START Records for the exercise

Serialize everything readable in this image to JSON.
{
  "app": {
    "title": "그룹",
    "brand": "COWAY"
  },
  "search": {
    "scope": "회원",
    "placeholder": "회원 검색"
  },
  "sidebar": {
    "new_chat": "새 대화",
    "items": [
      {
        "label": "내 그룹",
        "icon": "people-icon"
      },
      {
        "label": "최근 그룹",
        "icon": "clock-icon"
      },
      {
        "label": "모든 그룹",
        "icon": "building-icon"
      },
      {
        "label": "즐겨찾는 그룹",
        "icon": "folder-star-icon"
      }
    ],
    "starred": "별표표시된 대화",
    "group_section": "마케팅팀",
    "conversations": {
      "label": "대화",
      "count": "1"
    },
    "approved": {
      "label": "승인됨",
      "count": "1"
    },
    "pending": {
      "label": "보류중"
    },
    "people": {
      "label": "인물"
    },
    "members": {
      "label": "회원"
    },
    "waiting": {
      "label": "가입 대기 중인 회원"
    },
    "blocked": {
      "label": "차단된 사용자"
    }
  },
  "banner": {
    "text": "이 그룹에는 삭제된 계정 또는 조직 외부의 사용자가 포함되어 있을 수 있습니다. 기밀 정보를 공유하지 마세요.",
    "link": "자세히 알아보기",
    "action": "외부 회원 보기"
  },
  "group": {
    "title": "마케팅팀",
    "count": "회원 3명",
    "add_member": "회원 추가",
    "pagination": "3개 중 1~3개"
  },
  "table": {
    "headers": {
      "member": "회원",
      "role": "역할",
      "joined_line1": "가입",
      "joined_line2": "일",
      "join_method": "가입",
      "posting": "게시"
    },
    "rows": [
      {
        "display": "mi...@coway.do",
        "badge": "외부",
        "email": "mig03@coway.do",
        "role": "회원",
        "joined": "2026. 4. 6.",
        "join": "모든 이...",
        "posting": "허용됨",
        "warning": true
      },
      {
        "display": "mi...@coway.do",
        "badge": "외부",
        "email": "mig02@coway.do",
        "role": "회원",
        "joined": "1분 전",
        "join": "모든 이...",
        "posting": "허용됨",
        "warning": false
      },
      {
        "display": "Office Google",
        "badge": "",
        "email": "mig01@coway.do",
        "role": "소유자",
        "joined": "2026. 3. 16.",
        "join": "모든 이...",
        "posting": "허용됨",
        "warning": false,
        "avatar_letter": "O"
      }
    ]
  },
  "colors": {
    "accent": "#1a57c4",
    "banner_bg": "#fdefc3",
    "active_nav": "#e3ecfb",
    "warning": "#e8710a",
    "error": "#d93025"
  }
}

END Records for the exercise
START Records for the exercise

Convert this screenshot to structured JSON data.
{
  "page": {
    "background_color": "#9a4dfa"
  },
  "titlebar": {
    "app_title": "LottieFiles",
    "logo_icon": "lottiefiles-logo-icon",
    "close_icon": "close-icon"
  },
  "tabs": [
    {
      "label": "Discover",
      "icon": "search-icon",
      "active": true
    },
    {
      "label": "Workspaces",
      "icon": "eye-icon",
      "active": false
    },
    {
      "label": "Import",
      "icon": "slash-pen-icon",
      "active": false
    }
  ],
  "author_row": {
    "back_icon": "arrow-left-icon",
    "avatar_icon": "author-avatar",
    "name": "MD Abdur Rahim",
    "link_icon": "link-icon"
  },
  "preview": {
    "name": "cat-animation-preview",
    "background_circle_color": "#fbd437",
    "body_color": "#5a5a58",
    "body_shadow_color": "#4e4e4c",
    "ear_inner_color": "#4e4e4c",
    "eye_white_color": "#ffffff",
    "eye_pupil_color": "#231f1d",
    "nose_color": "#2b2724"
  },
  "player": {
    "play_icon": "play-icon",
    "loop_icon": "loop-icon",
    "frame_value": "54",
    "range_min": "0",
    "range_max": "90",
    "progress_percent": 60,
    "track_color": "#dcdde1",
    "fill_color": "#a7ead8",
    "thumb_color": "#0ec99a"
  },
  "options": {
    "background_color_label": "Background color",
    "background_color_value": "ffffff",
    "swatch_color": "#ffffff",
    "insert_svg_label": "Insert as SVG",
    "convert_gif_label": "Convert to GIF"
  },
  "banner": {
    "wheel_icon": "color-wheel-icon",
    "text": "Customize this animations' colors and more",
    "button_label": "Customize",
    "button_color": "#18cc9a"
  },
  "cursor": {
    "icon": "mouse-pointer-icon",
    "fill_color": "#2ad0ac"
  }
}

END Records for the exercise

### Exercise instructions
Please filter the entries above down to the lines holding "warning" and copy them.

### Finished task
        "warning": true
        "warning": false
        "warning": false,
    "warning": "#e8710a",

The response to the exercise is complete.